OPINIÃO | Beyond Yesterday’s Saudade, Diniz Borges
One doesn’t have to look far and deep to see the crossroads we are encountering in the Portuguese Diaspora in California, primarily with ties to the Azores, but also a few with connections to mainland Portugal and Madeira. Our Festas have fewer and fewer attendees, less Portuguese is spoken at our events, and when it is, fewer and fewer understand it. The rule, more than the exception, rests upon an integrated community. Although there are still some pockets, in some of the most known traditional areas, the community has changed immensely in the last 25 years. This change has been not only cultural and linguistic but also geographical. According to the US Census, Californians with roots in the Azores live in 500 cities and towns. Our demographics have changed; our families are much more multicultural and interracial, and our young families are involved in the mainstream, as they should. Thus the challenge is to take our culture into the Californian mainstream.
As we go through the twenty-first century, we must look hard at our diaspora and the diaspora we want to be. We must have the courage to face the music, be much more inclusive, and encompass the California multiracial and multicultural world into our cultural endeavors. We must face the fact that the Portuguese language will not survive as long as we have only 11 of the 4400 high schools in California teaching Portuguese; that as our students begin to take an ethnic studies course in High School (a requirement coming to fruition in a couple of years), we must develop a unit on the Portuguese-Californian experience, grounded on the Azorean identity. We must look at our history, family history, and collective history with reality and with the determination that constructing the future is the best homage we can pay to those whose shoulders we stand on. We must commit to reflecting on who we are and make difficult decisions today to construct a future that honors our past without being hostage to a time and a place that is no longer the same. We must understand that with the geographical, cultural, and linguistic changes that have occurred, the community must adapt. What worked for our parents and grandparents may not work today, at least with the same paradigms.
At the Portuguese Beyond Borders Institute (PBBI) from Fresno State, we are working hard to archive our history and create a narrative that intertwines with the realities of citizens who have a strong sense of what is local but think global. Together with our halls, our cultural associations, the schools and universities with Portuguese language and cultural courses, our artistic world, and community activists, we must build a new coalition that forges reflection and strategies to move us forward, to build the necessary instruments that will endure our cultural legacy in California beyond the pasteis de nata, the linguiça sandwiches and the chamarita, even though I love all of these.
The Portuguese Diaspora in California must work together. We must go beyond the mere satisfaction of repeating what we did four and five decades ago. We must conceptualize opportunities and approaches available to the community, the nearly 350 thousand Californians who claim Portuguese ancestry.
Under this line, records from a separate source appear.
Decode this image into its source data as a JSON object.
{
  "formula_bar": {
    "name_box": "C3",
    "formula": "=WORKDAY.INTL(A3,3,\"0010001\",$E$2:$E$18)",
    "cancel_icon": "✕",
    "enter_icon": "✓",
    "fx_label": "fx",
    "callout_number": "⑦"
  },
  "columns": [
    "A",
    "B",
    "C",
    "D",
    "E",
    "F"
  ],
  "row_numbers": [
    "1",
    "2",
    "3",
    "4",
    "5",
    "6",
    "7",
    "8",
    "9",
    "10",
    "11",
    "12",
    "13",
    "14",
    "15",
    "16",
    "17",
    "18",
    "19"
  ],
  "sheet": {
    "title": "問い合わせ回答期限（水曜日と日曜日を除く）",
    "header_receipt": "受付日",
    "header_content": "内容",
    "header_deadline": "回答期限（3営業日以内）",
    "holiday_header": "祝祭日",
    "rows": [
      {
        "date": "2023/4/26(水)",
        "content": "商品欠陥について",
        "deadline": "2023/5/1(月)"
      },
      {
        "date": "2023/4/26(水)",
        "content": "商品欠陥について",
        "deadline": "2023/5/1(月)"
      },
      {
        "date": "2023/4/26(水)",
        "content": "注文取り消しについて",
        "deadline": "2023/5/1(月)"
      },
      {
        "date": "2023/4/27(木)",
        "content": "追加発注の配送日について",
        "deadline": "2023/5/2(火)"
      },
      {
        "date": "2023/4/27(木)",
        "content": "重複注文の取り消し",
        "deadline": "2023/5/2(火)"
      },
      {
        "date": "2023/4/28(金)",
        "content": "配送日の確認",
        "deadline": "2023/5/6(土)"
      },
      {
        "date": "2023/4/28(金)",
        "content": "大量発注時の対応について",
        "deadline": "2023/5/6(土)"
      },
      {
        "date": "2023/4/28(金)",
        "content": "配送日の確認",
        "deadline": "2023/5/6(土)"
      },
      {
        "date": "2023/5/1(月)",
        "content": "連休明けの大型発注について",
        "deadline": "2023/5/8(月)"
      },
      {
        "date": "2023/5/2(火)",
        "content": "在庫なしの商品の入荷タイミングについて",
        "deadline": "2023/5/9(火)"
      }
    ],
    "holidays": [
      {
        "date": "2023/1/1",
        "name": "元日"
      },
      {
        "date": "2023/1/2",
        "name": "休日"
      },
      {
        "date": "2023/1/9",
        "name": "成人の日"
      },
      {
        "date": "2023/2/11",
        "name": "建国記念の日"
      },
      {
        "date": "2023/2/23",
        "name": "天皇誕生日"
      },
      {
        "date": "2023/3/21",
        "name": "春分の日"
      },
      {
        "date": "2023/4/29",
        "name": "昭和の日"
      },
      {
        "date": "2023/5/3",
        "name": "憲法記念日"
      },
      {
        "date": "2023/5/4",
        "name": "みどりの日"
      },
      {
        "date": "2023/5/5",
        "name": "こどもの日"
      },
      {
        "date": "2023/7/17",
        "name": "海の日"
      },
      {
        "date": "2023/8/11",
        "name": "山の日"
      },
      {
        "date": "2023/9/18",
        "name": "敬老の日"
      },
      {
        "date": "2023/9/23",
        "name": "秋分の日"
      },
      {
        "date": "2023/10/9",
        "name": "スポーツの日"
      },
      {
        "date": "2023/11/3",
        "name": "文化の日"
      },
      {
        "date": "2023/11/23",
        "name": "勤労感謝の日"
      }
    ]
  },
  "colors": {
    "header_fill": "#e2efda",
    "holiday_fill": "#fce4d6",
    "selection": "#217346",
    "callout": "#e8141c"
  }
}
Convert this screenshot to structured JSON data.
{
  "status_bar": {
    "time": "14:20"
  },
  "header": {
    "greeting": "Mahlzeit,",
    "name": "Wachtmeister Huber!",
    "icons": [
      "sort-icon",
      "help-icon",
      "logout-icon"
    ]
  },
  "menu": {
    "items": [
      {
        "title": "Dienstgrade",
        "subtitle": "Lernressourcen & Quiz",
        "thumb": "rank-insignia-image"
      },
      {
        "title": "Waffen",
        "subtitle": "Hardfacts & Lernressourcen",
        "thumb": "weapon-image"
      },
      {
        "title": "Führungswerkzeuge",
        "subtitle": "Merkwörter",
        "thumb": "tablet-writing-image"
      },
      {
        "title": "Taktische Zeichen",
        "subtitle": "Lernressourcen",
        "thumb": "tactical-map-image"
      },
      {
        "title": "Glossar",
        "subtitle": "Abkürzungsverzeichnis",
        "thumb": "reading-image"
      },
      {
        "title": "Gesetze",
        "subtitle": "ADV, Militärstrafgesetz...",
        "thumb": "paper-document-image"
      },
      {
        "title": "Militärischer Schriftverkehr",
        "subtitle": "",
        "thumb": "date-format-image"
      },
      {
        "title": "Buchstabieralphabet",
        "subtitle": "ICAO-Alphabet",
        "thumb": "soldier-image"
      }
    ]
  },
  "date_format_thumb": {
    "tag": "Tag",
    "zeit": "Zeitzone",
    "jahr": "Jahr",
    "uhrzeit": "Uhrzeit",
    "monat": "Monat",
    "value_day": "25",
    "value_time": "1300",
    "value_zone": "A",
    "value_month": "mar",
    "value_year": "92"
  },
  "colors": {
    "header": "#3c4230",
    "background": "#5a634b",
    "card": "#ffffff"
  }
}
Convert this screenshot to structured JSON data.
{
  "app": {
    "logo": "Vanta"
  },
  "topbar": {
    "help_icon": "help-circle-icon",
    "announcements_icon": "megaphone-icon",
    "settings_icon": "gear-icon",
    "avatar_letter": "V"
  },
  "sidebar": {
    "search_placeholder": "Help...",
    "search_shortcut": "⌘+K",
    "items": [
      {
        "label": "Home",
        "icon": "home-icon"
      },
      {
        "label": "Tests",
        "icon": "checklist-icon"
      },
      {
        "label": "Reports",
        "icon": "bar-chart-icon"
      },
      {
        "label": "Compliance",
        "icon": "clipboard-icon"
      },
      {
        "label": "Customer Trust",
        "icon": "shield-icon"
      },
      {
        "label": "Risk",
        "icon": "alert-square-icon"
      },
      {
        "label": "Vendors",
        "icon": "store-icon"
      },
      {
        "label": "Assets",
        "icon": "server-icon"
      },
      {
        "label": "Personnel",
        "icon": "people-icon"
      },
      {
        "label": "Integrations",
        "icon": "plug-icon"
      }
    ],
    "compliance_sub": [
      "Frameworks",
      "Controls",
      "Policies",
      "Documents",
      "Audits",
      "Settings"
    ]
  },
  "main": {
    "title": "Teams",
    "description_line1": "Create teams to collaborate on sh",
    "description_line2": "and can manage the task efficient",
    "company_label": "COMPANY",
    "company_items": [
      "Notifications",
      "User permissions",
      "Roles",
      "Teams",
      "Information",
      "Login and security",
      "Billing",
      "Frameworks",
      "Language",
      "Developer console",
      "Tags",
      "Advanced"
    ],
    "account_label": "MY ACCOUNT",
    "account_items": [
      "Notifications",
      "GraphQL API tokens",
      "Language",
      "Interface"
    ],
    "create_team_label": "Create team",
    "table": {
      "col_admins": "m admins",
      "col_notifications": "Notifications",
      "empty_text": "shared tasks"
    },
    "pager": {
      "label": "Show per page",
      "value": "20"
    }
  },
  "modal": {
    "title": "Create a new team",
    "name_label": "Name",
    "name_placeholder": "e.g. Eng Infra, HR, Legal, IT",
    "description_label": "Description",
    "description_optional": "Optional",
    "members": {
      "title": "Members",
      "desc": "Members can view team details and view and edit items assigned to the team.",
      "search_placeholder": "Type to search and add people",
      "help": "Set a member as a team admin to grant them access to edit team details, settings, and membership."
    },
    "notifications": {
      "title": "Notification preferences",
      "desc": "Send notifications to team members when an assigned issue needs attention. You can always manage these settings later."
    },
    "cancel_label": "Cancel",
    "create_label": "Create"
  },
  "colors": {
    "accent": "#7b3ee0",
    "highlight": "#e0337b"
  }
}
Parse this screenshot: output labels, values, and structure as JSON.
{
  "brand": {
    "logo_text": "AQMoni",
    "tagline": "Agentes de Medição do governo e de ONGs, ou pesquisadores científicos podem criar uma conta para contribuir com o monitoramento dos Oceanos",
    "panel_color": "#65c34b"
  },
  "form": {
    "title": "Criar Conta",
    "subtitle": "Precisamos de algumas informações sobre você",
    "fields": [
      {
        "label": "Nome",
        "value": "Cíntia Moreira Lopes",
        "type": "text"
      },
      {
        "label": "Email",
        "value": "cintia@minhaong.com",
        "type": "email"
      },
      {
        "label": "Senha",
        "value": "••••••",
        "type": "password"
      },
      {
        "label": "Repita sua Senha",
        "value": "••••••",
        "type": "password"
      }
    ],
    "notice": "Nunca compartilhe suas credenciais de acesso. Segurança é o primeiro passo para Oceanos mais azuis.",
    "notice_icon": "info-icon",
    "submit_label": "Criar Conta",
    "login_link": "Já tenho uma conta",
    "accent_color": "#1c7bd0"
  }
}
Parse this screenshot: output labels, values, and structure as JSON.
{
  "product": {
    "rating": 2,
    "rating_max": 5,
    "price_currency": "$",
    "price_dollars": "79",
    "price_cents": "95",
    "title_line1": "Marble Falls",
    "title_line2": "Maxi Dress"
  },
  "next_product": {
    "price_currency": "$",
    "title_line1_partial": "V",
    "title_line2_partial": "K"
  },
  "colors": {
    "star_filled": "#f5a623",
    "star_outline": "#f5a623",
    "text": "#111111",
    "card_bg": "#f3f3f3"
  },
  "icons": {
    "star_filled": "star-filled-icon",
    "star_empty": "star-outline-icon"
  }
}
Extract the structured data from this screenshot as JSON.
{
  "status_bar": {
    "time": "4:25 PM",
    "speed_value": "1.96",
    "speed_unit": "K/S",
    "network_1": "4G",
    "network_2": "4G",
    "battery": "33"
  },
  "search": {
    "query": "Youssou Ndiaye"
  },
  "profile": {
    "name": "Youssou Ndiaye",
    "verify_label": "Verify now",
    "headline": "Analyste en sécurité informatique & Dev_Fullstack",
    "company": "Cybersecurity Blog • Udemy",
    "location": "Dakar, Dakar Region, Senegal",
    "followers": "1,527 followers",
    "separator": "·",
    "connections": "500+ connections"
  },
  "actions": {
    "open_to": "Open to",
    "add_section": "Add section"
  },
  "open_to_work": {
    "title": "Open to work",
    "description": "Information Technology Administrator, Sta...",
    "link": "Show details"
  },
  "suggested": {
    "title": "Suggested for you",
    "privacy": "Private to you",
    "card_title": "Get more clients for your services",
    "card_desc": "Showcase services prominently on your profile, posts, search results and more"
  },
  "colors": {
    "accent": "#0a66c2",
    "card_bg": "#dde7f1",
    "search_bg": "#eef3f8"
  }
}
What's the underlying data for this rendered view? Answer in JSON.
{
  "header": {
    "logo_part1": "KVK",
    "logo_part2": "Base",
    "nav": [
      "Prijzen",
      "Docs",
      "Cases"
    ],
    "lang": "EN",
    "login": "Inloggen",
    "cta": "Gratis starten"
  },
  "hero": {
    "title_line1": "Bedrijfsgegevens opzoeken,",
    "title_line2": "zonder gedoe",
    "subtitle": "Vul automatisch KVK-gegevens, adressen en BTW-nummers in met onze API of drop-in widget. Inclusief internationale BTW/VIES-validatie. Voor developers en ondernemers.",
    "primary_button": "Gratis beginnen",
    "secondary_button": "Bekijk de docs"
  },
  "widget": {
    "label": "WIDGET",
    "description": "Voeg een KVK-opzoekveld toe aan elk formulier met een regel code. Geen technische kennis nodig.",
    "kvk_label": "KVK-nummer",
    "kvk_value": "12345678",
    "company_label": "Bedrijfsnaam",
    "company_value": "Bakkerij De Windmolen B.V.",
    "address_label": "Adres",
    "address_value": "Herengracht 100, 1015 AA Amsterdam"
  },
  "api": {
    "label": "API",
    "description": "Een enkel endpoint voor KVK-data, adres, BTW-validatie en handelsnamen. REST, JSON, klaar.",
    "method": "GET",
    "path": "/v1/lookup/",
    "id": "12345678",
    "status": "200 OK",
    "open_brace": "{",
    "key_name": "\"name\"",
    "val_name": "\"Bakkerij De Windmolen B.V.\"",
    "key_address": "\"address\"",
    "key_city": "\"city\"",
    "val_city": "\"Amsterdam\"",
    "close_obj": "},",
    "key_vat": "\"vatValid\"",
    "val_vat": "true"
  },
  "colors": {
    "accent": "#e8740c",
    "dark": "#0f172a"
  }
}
Just as our forefathers were creative and daring in what they conceived within each immigrant cycle, now that immigration has ceased from the Azores, younger generations, working with all ages, must go beyond the Saudade of their ancestors and create the community that makes sense to them and the community they want to have in the future. The future for the Portuguese-American experience in California rests upon each community’s innovative spirit to create its role in the California mainstream multicultural society, even if that means generating our own Saudade.